Following, Christopher Nolan, (1998) ••••; Haven, Frank E. Flowers, (2004) ••••; Love Liza, Gordy Hoffman, (2002) •••••; Armistead Maupin’s Further Tales of the City, Pierre Gang, (2001) ••; Disturbia, D.J. Caruso, (2007) •••; The Last Emperor, Bernardo Bertolucci, (1987) ••••

Normal Adolescent Behavior

It was so encouraging when Lifetime began airing movies having some resonance to the lives of real teens; a particular highlight was Speak, the wonderful adaptation of the teen fiction novel by Laurie Halse Anderson. Less well-executed but at least somewhat credible was Augusta, Gone, but this aught-year Don’t Ask Alice also benefited from the literary skeleton of Martha Tod Dudman’s autobiographical work of the same name.

Normal Adolescent Behavior however is so sordid, so nasty, that even adults will come away from this two-hour skank fest (significantly padded by endless montages of the core group of six teens dressing, undressing, “hanging out,” and in one particularly creepy aside having a Cabaret-motifed karaoke party).

The plot of this movie basically concerns a sextet of polyamorous high school students (though the word polyamorous never is uttered) which is nasty enough. The girls who proclaim that they’re special because they don’t do pole dances and stuff like that are insanely surgically enhanced, particularly the borderline blonde.

A lot of the group sex is pretty much shown, as much as can be on regular cable, but as if that’s not sick-making enough, there’s an even weirder scene (which has no relevance to the plot) of Amber Tamblyn begging an “outsider” boy to spank her as she wiggles her floral-grandma-panties-clad ass).

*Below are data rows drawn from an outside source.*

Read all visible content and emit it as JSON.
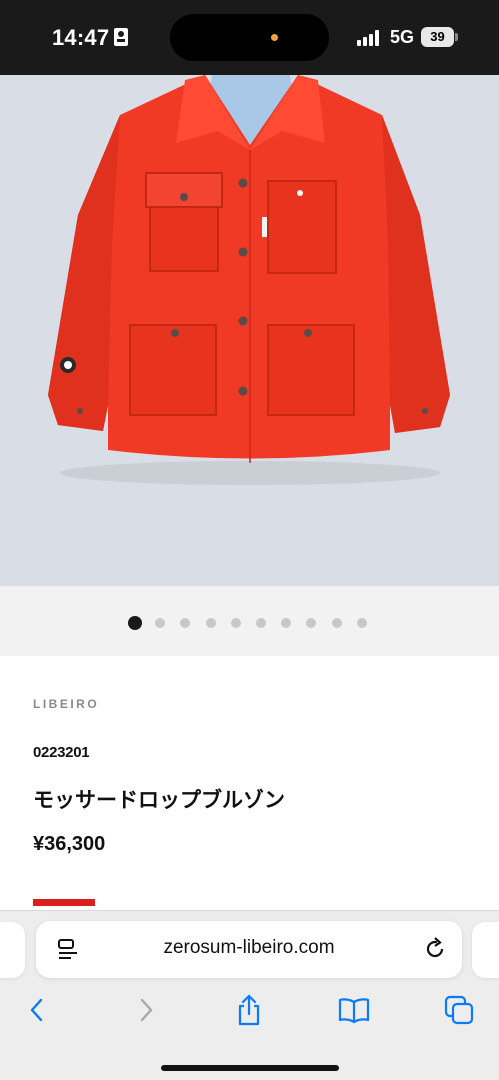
{
  "status_bar": {
    "time": "14:47",
    "network": "5G",
    "battery": "39",
    "icons": [
      "id-card-icon",
      "signal-icon",
      "battery-icon"
    ]
  },
  "product_image": {
    "alt_subject": "red-jacket-photo",
    "colors": {
      "background": "#d9dde5",
      "jacket": "#f13a26",
      "lining": "#a9c7e6"
    }
  },
  "carousel": {
    "total": 10,
    "active_index": 0
  },
  "product": {
    "brand": "LIBEIRO",
    "code": "0223201",
    "name": "モッサードロップブルゾン",
    "price": "¥36,300",
    "accent_color": "#d9201e"
  },
  "browser": {
    "url": "zerosum-libeiro.com",
    "toolbar": [
      "back-icon",
      "forward-icon",
      "share-icon",
      "bookmarks-icon",
      "tabs-icon"
    ],
    "accent_color": "#0a7aff"
  }
}
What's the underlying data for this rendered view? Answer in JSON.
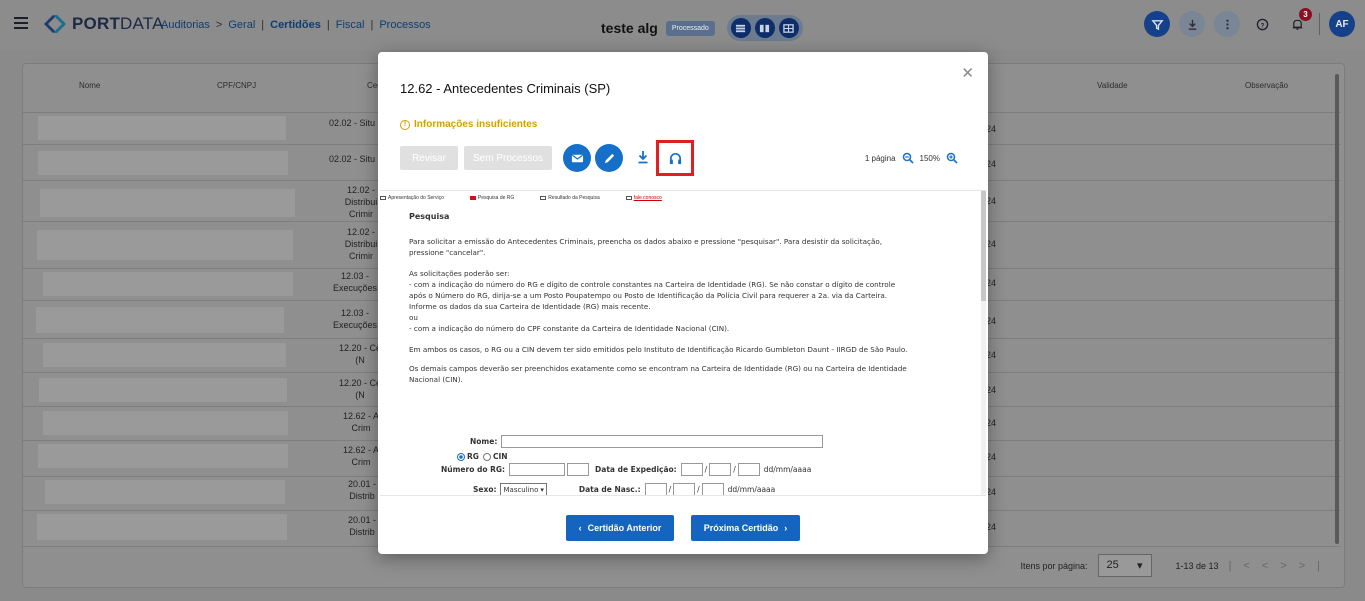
{
  "header": {
    "logo": {
      "bold": "PORT",
      "light": "DATA"
    },
    "breadcrumb": [
      {
        "label": "Auditorias",
        "active": false
      },
      {
        "label": "Geral",
        "active": false
      },
      {
        "label": "Certidões",
        "active": true
      },
      {
        "label": "Fiscal",
        "active": false
      },
      {
        "label": "Processos",
        "active": false
      }
    ],
    "title": "teste alg",
    "status_badge": "Processado",
    "notification_count": "3",
    "avatar_initials": "AF"
  },
  "table": {
    "columns": [
      "Nome",
      "CPF/CNPJ",
      "Cer",
      "Validade",
      "Observação"
    ],
    "rows": [
      {
        "code": "02.02 - Situ",
        "code2": "",
        "suffix": "24"
      },
      {
        "code": "02.02 - Situ",
        "code2": "",
        "suffix": "24"
      },
      {
        "code": "12.02 -",
        "code2": "Distribui",
        "code3": "Crimir",
        "suffix": "24"
      },
      {
        "code": "12.02 -",
        "code2": "Distribui",
        "code3": "Crimir",
        "suffix": "24"
      },
      {
        "code": "12.03 -",
        "code2": "Execuções",
        "suffix": "24"
      },
      {
        "code": "12.03 -",
        "code2": "Execuções",
        "suffix": "24"
      },
      {
        "code": "12.20 - Ce",
        "code2": "(N",
        "suffix": "24"
      },
      {
        "code": "12.20 - Ce",
        "code2": "(N",
        "suffix": "24"
      },
      {
        "code": "12.62 - A",
        "code2": "Crim",
        "suffix": "24"
      },
      {
        "code": "12.62 - A",
        "code2": "Crim",
        "suffix": "24"
      },
      {
        "code": "20.01 -",
        "code2": "Distrib",
        "suffix": "24"
      },
      {
        "code": "20.01 -",
        "code2": "Distrib",
        "suffix": "24"
      }
    ],
    "pager": {
      "items_per_page_label": "Itens por página:",
      "items_per_page": "25",
      "range": "1-13 de 13"
    }
  },
  "modal": {
    "title": "12.62 - Antecedentes Criminais (SP)",
    "warning": "Informações insuficientes",
    "btn_revisar": "Revisar",
    "btn_sem_processos": "Sem Processos",
    "pages": "1 página",
    "zoom": "150%",
    "prev_button": "Certidão Anterior",
    "next_button": "Próxima Certidão",
    "doc": {
      "tabs": [
        "Apresentação do Serviço",
        "Pesquisa de RG",
        "Resultado da Pesquisa",
        "fale conosco"
      ],
      "heading": "Pesquisa",
      "p1": "Para solicitar a emissão do Antecedentes Criminais, preencha os dados abaixo e pressione \"pesquisar\". Para desistir da solicitação, pressione \"cancelar\".",
      "p2_intro": "As solicitações poderão ser:",
      "p2_a": "- com a indicação do número do RG e dígito de controle constantes na Carteira de Identidade (RG). Se não constar o dígito de controle após o Número do RG, dirija-se a um Posto Poupatempo ou Posto de Identificação da Polícia Civil para requerer a 2a. via da Carteira. Informe os dados da sua Carteira de Identidade (RG) mais recente.",
      "p2_ou": "ou",
      "p2_b": "- com a indicação do número do CPF constante da Carteira de Identidade Nacional (CIN).",
      "p3": "Em ambos os casos, o RG ou a CIN devem ter sido emitidos pelo Instituto de Identificação Ricardo Gumbleton Daunt - IIRGD de São Paulo.",
      "p4": "Os demais campos deverão ser preenchidos exatamente como se encontram na Carteira de Identidade (RG) ou na Carteira de Identidade Nacional (CIN).",
      "label_nome": "Nome:",
      "label_rg": "RG",
      "label_cin": "CIN",
      "label_numero_rg": "Número do RG:",
      "label_data_exp": "Data de Expedição:",
      "label_sexo": "Sexo:",
      "sexo_value": "Masculino",
      "label_data_nasc": "Data de Nasc.:",
      "date_hint": "dd/mm/aaaa",
      "date_sep": "/"
    }
  },
  "colors": {
    "primary": "#1565c0",
    "warning": "#d4a000",
    "highlight_border": "#e02020"
  }
}
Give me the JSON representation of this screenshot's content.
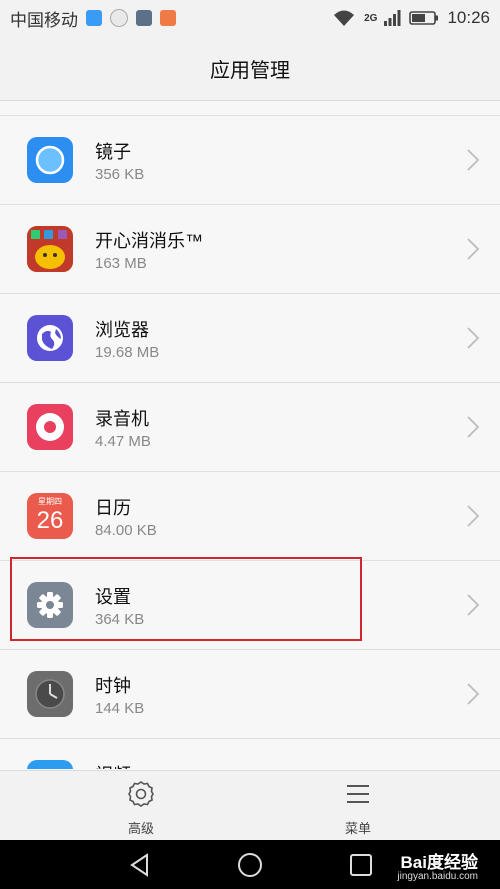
{
  "status": {
    "carrier": "中国移动",
    "network": "2G",
    "time": "10:26"
  },
  "header": {
    "title": "应用管理"
  },
  "apps": [
    {
      "name": "镜子",
      "size": "356 KB",
      "icon": "mirror-icon"
    },
    {
      "name": "开心消消乐™",
      "size": "163 MB",
      "icon": "happy-elimination-icon"
    },
    {
      "name": "浏览器",
      "size": "19.68 MB",
      "icon": "browser-icon"
    },
    {
      "name": "录音机",
      "size": "4.47 MB",
      "icon": "recorder-icon"
    },
    {
      "name": "日历",
      "size": "84.00 KB",
      "icon": "calendar-icon",
      "calendar_weekday": "星期四",
      "calendar_day": "26"
    },
    {
      "name": "设置",
      "size": "364 KB",
      "icon": "settings-icon"
    },
    {
      "name": "时钟",
      "size": "144 KB",
      "icon": "clock-icon"
    },
    {
      "name": "视频",
      "size": "",
      "icon": "video-icon"
    }
  ],
  "bottom": {
    "advanced_label": "高级",
    "menu_label": "菜单"
  },
  "watermark": {
    "brand": "Bai度经验",
    "url": "jingyan.baidu.com"
  },
  "colors": {
    "highlight": "#d0262d",
    "mirror": "#2b8ef0",
    "browser": "#5b52d6",
    "recorder": "#e8405e",
    "calendar": "#ea5a4d",
    "settings": "#7b8794",
    "clock": "#6d6d6d",
    "video": "#2b9cf0"
  }
}
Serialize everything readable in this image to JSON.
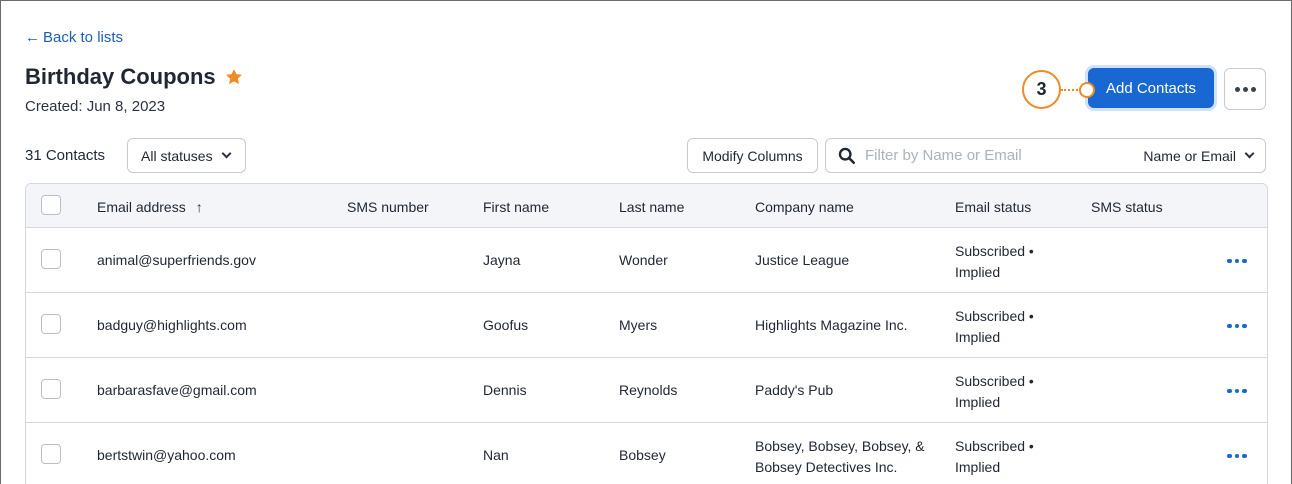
{
  "nav": {
    "back_label": "Back to lists"
  },
  "list": {
    "title": "Birthday Coupons",
    "created": "Created: Jun 8, 2023"
  },
  "actions": {
    "add_contacts_label": "Add Contacts",
    "step_number": "3"
  },
  "toolbar": {
    "contact_count": "31 Contacts",
    "status_filter": "All statuses",
    "modify_columns_label": "Modify Columns",
    "search_placeholder": "Filter by Name or Email",
    "search_value": "",
    "search_type": "Name or Email"
  },
  "table": {
    "columns": [
      "Email address",
      "SMS number",
      "First name",
      "Last name",
      "Company name",
      "Email status",
      "SMS status"
    ],
    "rows": [
      {
        "email": "animal@superfriends.gov",
        "sms": "",
        "first": "Jayna",
        "last": "Wonder",
        "company": [
          "Justice League"
        ],
        "email_status": [
          "Subscribed •",
          "Implied"
        ],
        "sms_status": ""
      },
      {
        "email": "badguy@highlights.com",
        "sms": "",
        "first": "Goofus",
        "last": "Myers",
        "company": [
          "Highlights Magazine Inc."
        ],
        "email_status": [
          "Subscribed •",
          "Implied"
        ],
        "sms_status": ""
      },
      {
        "email": "barbarasfave@gmail.com",
        "sms": "",
        "first": "Dennis",
        "last": "Reynolds",
        "company": [
          "Paddy's Pub"
        ],
        "email_status": [
          "Subscribed •",
          "Implied"
        ],
        "sms_status": ""
      },
      {
        "email": "bertstwin@yahoo.com",
        "sms": "",
        "first": "Nan",
        "last": "Bobsey",
        "company": [
          "Bobsey, Bobsey, Bobsey, &",
          "Bobsey Detectives Inc."
        ],
        "email_status": [
          "Subscribed •",
          "Implied"
        ],
        "sms_status": ""
      }
    ]
  },
  "colors": {
    "primary": "#1967d2",
    "link": "#1a5fb4",
    "star": "#f08a24",
    "callout": "#f08a24"
  },
  "icons": {
    "back": "arrow-left-icon",
    "favorite": "star-icon",
    "more": "more-horizontal-icon",
    "search": "search-icon",
    "sort": "arrow-up-icon",
    "dropdown": "chevron-down-icon"
  }
}
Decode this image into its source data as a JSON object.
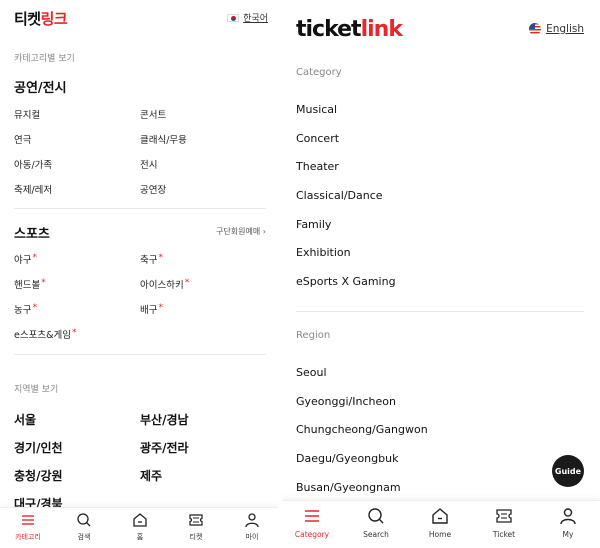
{
  "colors": {
    "accent": "#e8262b",
    "text": "#111111",
    "muted": "#888888",
    "divider": "#e8e8e8"
  },
  "korean": {
    "logo_dark": "티켓",
    "logo_red": "링크",
    "lang_label": "한국어",
    "lang_icon": "korea-flag-icon",
    "category_section": "카테고리별 보기",
    "performance_title": "공연/전시",
    "performance_items": [
      "뮤지컬",
      "콘서트",
      "연극",
      "클래식/무용",
      "아동/가족",
      "전시",
      "축제/레저",
      "공연장"
    ],
    "sports_title": "스포츠",
    "sports_link": "구단회원예매",
    "sports_items": [
      "야구",
      "축구",
      "핸드볼",
      "아이스하키",
      "농구",
      "배구",
      "e스포츠&게임"
    ],
    "new_marker": "*",
    "region_section": "지역별 보기",
    "regions": [
      "서울",
      "부산/경남",
      "경기/인천",
      "광주/전라",
      "충청/강원",
      "제주",
      "대구/경북"
    ],
    "tabs": [
      {
        "label": "카테고리",
        "icon": "menu-icon"
      },
      {
        "label": "검색",
        "icon": "search-icon"
      },
      {
        "label": "홈",
        "icon": "home-icon"
      },
      {
        "label": "티켓",
        "icon": "ticket-icon"
      },
      {
        "label": "마이",
        "icon": "user-icon"
      }
    ]
  },
  "english": {
    "logo_dark": "ticket",
    "logo_red": "link",
    "lang_label": "English",
    "lang_icon": "us-flag-icon",
    "category_section": "Category",
    "categories": [
      "Musical",
      "Concert",
      "Theater",
      "Classical/Dance",
      "Family",
      "Exhibition",
      "eSports X Gaming"
    ],
    "region_section": "Region",
    "regions": [
      "Seoul",
      "Gyeonggi/Incheon",
      "Chungcheong/Gangwon",
      "Daegu/Gyeongbuk",
      "Busan/Gyeongnam"
    ],
    "guide_label": "Guide",
    "tabs": [
      {
        "label": "Category",
        "icon": "menu-icon"
      },
      {
        "label": "Search",
        "icon": "search-icon"
      },
      {
        "label": "Home",
        "icon": "home-icon"
      },
      {
        "label": "Ticket",
        "icon": "ticket-icon"
      },
      {
        "label": "My",
        "icon": "user-icon"
      }
    ]
  }
}
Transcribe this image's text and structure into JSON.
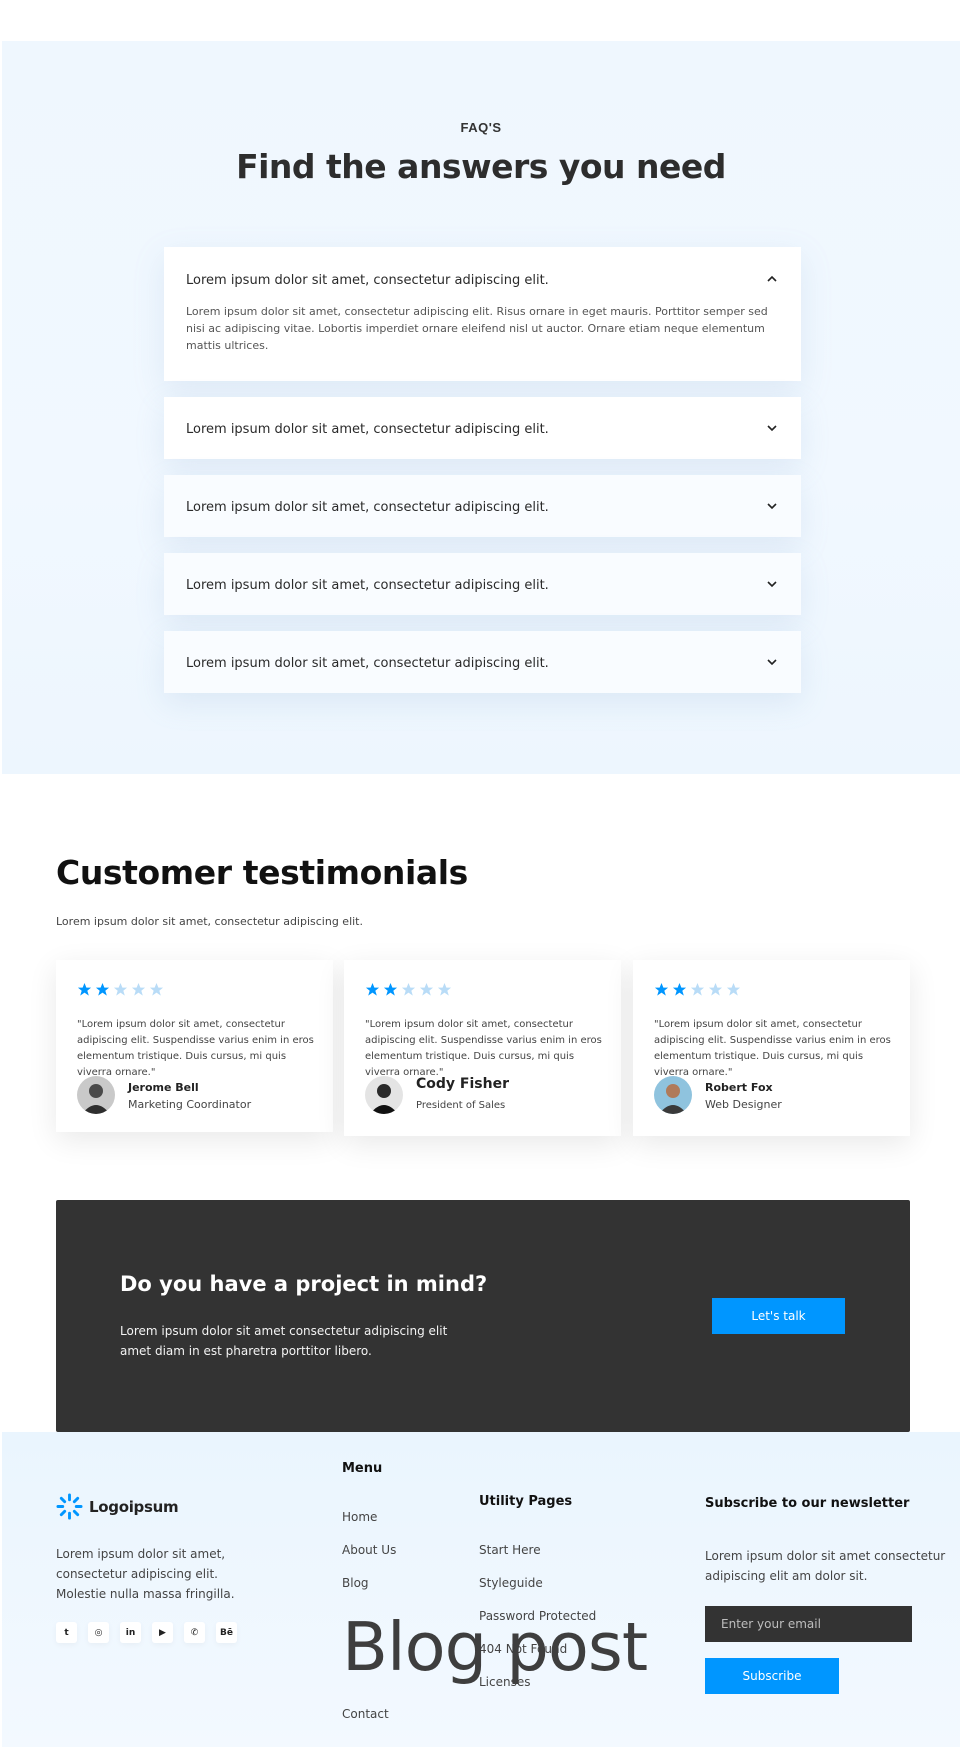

The moral of the story seems to be that polyamorous relationships aren’t bad, just temporal, and that if your little brother spends all his time cooking for the Desperate Housewives-style neighbor and babbling about frisee, well, that’s about the best the burbs have to offer.

Despite is queasiness-inducement this film is also very boring; the two hours will seem like five. Must to avoid.


This film is criminally underknown, if that’s the right word…despite winning the Grand Jury Prize at Sundance , there just doesn’t seem to be even any underground buzz, not even amid the scifi community. Primer is wholly the creation of Shane Carruth, an actual engineer from Dallas, and he did the entire production – editing, script, direction, music, bulidng the machine – entirely himself. This is a cerebral, non-special-effects-driven science fiction piece which appears at first to be about time travel, but its more accurately should be described as cloning, and the moral (and practical) ramifications thereof.

Carruth, who greatly resembles the other great underrated actor of horror and scifi, Jeffrey Combs from ReAnimator, is a genius, but is frustratingly apparently laying low. He hasn’t commented, even on his own message board, about whether he will make another movie.